I met Dan a few years after I got into music in high school, and we bonded over Nirvana immediately. Dan wasn’t completely aware of the full scope of it at the time, but he knew he was not like other guys at his Catholic high school. Years later he was able to identify as being a man who also happens to be gay, and being a fan of music that accepted diversity, even when the rest of the world didn’t seem to, was a huge part of him being able to have his full personhood.
Nirvana was the first group of straight, powerful, white men either of us had ever seen that said, “You know what? It’s great that you’re not like everyone else. Everyone else is dumb. You’re thinking for yourself, which is something a lot of people never ever get to.” Critical, independent thought is at the crux of true art and artistic innovation, as well as the progression of the human race towards ideals of equality, peace, and justice, and for me, Nirvana at their height exemplifies that best in my lifetime.

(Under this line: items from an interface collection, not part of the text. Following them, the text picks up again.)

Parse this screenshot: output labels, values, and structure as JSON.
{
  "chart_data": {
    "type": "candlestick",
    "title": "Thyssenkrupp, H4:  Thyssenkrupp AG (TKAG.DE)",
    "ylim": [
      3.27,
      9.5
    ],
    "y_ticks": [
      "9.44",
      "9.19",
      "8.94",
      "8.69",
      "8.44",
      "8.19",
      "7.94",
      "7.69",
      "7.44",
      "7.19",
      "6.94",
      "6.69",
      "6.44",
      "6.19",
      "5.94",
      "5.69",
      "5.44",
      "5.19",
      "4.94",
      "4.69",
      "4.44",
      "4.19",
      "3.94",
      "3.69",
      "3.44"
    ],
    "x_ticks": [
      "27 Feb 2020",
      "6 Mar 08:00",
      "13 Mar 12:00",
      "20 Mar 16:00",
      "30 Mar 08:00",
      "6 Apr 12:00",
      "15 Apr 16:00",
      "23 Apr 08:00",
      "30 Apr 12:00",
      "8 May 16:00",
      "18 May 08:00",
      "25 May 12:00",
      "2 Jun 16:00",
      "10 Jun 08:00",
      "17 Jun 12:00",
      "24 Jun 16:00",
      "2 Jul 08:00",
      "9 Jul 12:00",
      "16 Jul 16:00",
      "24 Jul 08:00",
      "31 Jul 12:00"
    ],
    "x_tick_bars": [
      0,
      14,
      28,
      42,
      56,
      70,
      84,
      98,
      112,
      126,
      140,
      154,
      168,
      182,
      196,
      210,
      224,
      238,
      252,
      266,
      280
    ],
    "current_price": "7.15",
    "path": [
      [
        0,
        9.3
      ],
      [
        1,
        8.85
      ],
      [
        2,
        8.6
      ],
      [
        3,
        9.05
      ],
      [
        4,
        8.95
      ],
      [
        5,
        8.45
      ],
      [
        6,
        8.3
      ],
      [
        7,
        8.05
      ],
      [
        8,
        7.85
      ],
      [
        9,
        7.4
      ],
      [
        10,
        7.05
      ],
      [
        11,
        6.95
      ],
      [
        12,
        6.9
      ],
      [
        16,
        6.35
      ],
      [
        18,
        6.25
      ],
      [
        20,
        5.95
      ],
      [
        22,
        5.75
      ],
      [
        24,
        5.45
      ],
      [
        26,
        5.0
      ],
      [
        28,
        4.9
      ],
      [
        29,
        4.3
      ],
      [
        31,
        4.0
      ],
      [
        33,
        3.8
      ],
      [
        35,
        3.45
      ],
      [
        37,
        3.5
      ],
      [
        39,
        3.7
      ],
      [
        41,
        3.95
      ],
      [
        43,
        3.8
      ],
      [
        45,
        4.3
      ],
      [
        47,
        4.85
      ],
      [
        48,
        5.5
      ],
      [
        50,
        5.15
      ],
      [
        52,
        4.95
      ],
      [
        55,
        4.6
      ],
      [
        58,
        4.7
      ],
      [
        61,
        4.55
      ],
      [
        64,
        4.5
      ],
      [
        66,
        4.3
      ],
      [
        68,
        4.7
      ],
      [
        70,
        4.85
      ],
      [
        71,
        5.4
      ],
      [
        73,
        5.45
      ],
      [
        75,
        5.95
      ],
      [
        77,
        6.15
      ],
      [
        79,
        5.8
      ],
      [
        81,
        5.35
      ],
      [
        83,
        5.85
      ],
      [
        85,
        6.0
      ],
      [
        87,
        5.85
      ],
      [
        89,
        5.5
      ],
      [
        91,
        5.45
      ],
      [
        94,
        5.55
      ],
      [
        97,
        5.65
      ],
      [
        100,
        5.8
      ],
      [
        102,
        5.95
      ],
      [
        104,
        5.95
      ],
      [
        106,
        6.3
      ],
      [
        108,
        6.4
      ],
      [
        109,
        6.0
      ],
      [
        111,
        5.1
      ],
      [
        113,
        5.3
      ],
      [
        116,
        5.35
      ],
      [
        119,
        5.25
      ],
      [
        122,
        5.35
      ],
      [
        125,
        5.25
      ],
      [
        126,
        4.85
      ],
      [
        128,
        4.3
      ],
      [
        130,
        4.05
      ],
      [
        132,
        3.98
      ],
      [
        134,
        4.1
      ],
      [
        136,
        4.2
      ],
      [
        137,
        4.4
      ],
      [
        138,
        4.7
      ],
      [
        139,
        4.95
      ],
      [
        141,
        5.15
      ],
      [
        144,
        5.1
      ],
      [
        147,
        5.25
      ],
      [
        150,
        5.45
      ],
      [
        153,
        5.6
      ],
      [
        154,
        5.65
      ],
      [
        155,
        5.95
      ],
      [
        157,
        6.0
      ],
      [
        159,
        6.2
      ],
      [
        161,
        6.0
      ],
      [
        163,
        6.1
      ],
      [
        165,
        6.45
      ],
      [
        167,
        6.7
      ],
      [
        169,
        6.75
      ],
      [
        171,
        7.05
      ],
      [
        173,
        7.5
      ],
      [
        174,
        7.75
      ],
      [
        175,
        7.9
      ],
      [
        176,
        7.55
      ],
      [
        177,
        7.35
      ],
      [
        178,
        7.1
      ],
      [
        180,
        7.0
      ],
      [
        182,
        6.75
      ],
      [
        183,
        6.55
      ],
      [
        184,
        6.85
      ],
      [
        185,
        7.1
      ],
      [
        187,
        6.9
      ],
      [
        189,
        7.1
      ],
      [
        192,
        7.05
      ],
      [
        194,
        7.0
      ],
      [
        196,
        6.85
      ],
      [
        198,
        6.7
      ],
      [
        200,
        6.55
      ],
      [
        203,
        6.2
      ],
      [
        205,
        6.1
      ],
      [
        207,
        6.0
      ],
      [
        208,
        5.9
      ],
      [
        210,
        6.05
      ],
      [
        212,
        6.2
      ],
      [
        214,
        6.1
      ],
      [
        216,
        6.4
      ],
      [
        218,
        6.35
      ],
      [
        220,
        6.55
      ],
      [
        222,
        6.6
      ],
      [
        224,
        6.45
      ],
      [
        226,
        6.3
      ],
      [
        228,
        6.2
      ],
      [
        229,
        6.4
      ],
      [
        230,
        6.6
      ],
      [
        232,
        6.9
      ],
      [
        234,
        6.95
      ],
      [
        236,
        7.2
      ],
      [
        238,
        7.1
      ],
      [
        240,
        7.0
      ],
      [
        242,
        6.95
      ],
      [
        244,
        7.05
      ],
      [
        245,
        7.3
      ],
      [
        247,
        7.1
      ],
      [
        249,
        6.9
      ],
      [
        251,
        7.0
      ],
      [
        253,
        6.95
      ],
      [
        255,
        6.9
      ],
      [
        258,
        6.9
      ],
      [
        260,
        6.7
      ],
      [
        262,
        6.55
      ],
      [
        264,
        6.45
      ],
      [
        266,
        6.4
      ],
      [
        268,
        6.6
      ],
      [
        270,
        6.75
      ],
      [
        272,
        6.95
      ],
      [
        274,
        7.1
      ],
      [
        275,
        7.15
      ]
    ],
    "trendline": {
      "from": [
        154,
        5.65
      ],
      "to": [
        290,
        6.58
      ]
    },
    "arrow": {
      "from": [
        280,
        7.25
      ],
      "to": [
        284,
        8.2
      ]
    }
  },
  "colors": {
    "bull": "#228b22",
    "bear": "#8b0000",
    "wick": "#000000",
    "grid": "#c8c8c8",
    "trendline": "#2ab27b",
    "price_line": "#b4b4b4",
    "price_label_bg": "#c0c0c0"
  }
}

PB: Outside of the record release what can we expect from The Obvious? And what are the band’s personal goals for 2012?
AS: We want to have Snooki’s baby’s baby before the year is out. We’re looking into in-vitro-in-utero fertilization. It’s gonna be great. We’re going to tattoo a Coca Cola logo on the baby’s forehead. Dan’s going to marry Kim Kardashian and divorce her as a publicity stunt, because that’s legal even though him marrying someone he actually loves isn’t. We’re all probably going to sell out and start lobbying for gas and oil companies, too, so they can keep poisoning innocent people for money. BLING! I need a new diamond encrusted coke spoon (with blood diamonds only, please), and that money has to come from somewhere…I hope they liked our proposal. It was just a list of the band’s names with the words “FUCK YOU” written over and over again underneath our contact info. We think they’ll ask us back for a second interview. Mike and Rob peed all over the hiring manager’s desk at BP while me and Dan set the trash can in his office on fire last time we were there. What can I say? We make a great first impression.